There is also a possibility that Canada will soon surpass the US in terms of the number of Vietnamese students within its borders in the next few years as Canada now has 68% of the number of Vietnamese students in the US. According to a report published by the Institute of International Education (IIE), 24,325 Vietnamese students attended American colleges and universities in the 2017-2018 academic year.
Considering these numbers, Vietnam is poised to continue to be a growing source of international students for Canada in the post-pandemic era. The fact that Canada is offering six new pathways to permanent residency in 2021 may even jack up international student interest to get a Canadian education in the months and years to come.
What Canadian HEIs need to do, however, is to expand their reach into the country and poke the interest of more students to study in Canada. This can be done by partnering with international education providers that have a good presence in Southeast Asia and can effectively bring their institutions and programs closer to more Vietnamese students.
Extensive and more inclusive marketing solutions are key to maximizing the potential of Vietnam as the next top source of international students for Canada. (SUNEETHA QURESHI)
#PartnerForLife #InternationalEducation #InternationalStudents #MSM

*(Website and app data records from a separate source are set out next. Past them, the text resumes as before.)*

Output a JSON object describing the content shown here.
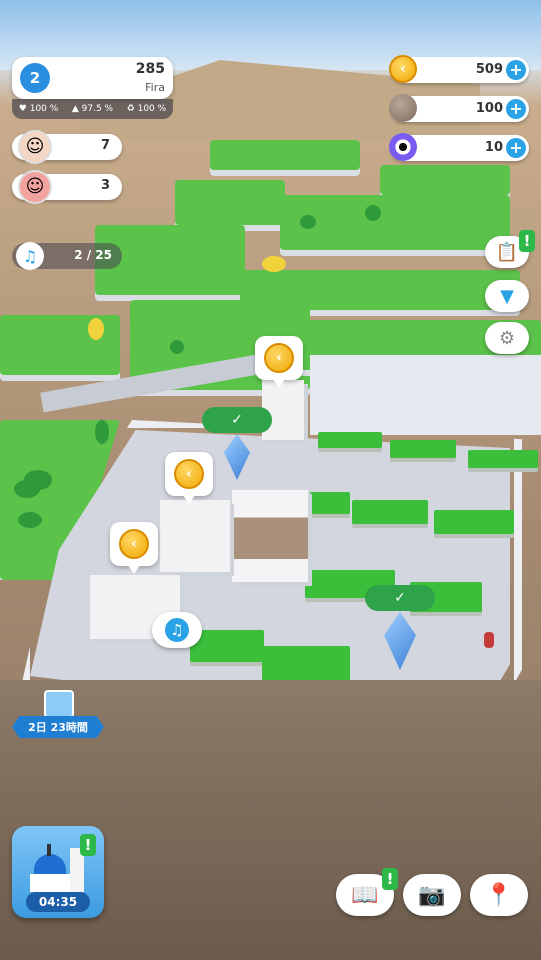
{
  "player": {
    "level": "2",
    "population": "285",
    "town_name": "Fira",
    "stats": [
      {
        "icon": "heart-icon",
        "value": "100 %"
      },
      {
        "icon": "crowd-icon",
        "value": "97.5 %"
      },
      {
        "icon": "recycle-icon",
        "value": "100 %"
      }
    ]
  },
  "residents": [
    {
      "icon": "elder-avatar-icon",
      "count": "7"
    },
    {
      "icon": "woman-hat-avatar-icon",
      "count": "3"
    }
  ],
  "music_progress": "2 / 25",
  "currencies": [
    {
      "icon": "coin-icon",
      "amount": "509"
    },
    {
      "icon": "stone-icon",
      "amount": "100"
    },
    {
      "icon": "evil-eye-icon",
      "amount": "10"
    }
  ],
  "gift_timer": "2日 23時間",
  "landmark_timer": "04:35",
  "colors": {
    "accent": "#2aa3e6",
    "alert": "#2fb84a",
    "grass": "#5bc24a"
  }
}
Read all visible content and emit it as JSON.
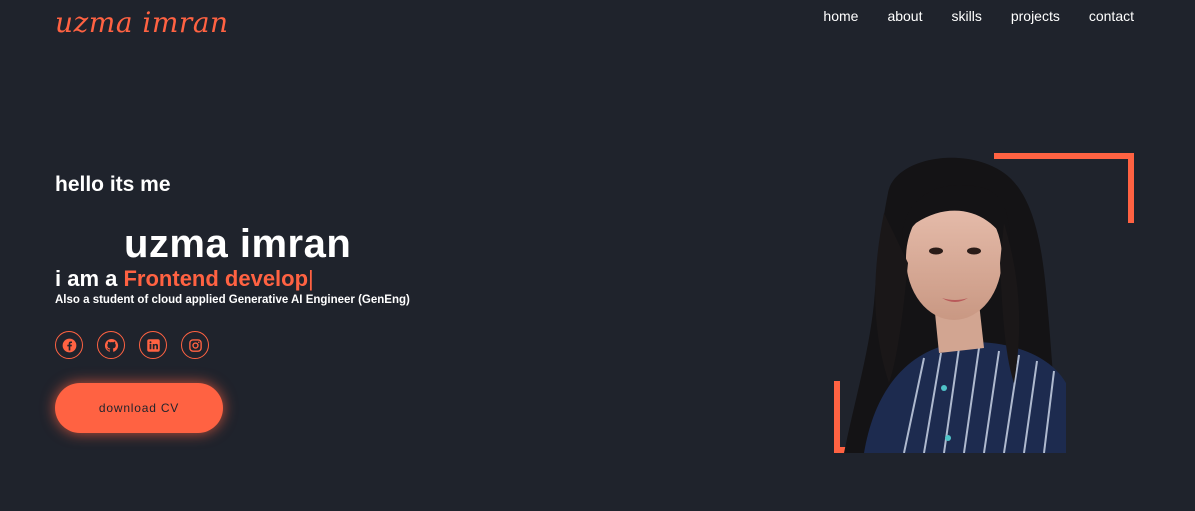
{
  "header": {
    "logo": "uzma imran",
    "nav": [
      {
        "label": "home"
      },
      {
        "label": "about"
      },
      {
        "label": "skills"
      },
      {
        "label": "projects"
      },
      {
        "label": "contact"
      }
    ]
  },
  "hero": {
    "greeting": "hello its me",
    "name": "uzma imran",
    "role_prefix": "i am a ",
    "role_typed": "Frontend develop",
    "caret": "|",
    "subtitle": "Also a student of cloud applied Generative AI Engineer (GenEng)",
    "socials": [
      {
        "icon": "facebook-icon"
      },
      {
        "icon": "github-icon"
      },
      {
        "icon": "linkedin-icon"
      },
      {
        "icon": "instagram-icon"
      }
    ],
    "cta_label": "download CV"
  },
  "colors": {
    "background": "#1f232c",
    "accent": "#ff6242",
    "text": "#ffffff"
  }
}
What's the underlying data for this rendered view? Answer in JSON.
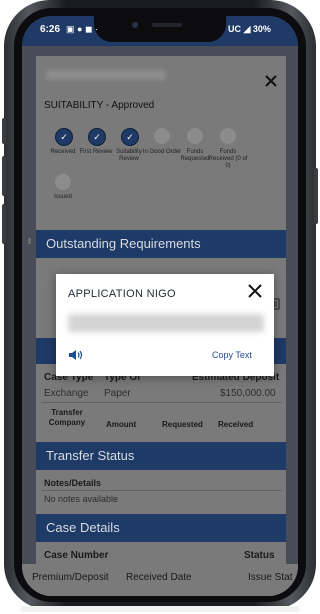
{
  "status_bar": {
    "time": "6:26",
    "icons": "▣ ● ◼ ·",
    "right": "UC ◢ 30%"
  },
  "page": {
    "suitability": "SUITABILITY - Approved",
    "steps": [
      {
        "label": "Received",
        "done": true
      },
      {
        "label": "First Review",
        "done": true
      },
      {
        "label": "Suitability Review",
        "done": true
      },
      {
        "label": "In Good Order",
        "done": false
      },
      {
        "label": "Funds Requested",
        "done": false
      },
      {
        "label": "Funds Received (0 of 0)",
        "done": false
      },
      {
        "label": "Issued",
        "done": false
      }
    ],
    "outstanding_title": "Outstanding Requirements",
    "case_table": {
      "headers": [
        "Case Type",
        "Type Of",
        "Estimated Deposit"
      ],
      "values": [
        "Exchange",
        "Paper",
        "$150,000.00"
      ],
      "sub_headers": [
        "Transfer Company",
        "Amount",
        "Requested",
        "Received"
      ]
    },
    "transfer_status_title": "Transfer Status",
    "notes_label": "Notes/Details",
    "notes_value": "No notes available",
    "case_details_title": "Case Details",
    "case_details_headers": [
      "Case Number",
      "Status"
    ],
    "bottom_row": [
      "Premium/Deposit",
      "Received Date",
      "Issue Stat"
    ]
  },
  "dialog": {
    "title": "APPLICATION NIGO",
    "copy_label": "Copy Text"
  },
  "colors": {
    "nav_blue": "#1e3a66",
    "link_blue": "#1f4d8a"
  }
}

Suneetha has more than 10 years of experience in the international education sector. As president of MSM GMO, she fortifies its business development outreach globally, particularly in the face of MSM’s foray in edtech-based recruitment via MSM Unify. She preserves the premium, value-adding services provided to each GMO partner institution, including dedicated teams on the ground, agent management, lead generation and inquiry management, application pre-screening, and student and parent support through pioneering pre-departure briefing sessions.
She has an impeccable track record of successfully launching the representative offices in Asia and Africa of many North American and European higher education institutions. Her key strengths include hiring, training, and developing teams as evidenced by the successful results of the dedicated in-country college and university client teams.
Suneetha also has taken the lead in developing several initiatives at MSM, including building robust standard operating procedures, the Rise ‘n Shine team engagement platform, and the organization’s data analytics and audit segments.
Canada’s foreign enrolment fell nearly 17% in 2020. ICEF Monitor – Market intelligence for international student recruitment. (2021, March 11). https://monitor.icef.com/2021/03/canadas-foreign-enrolment-fell-nearly-20-in-2020/.
Immigration, R. and C. C. (2021, April 14). New pathway to permanent residency for over 90,000 essential temporary workers and international graduates. Canada.ca. https://www.canada.ca/en/immigration-refugees-citizenship/news/2021/04/new-pathway-to-permanent-residency-for-over-90000-essential-temporary-workers-and-international-graduates.html.
International Students in Canada. CBIE. (2021, February 25). https://cbie.ca/infographic/.
Quy, N. (2019, April 16). Vietnam posts the highest growth among foreign student admissions in Canada. VnExpress International – Latest news, business, travel, and analysis from Vietnam. https://e.vnexpress.net/news/news/vietnam-posts-highest-growth-among-foreign-student-admissions-in-canada-3909766.html.
The shift of Vietnamese students to Canada marches on. University World News. (n.d.). https://www.universityworldnews.com/post.php?story=20190320083629583.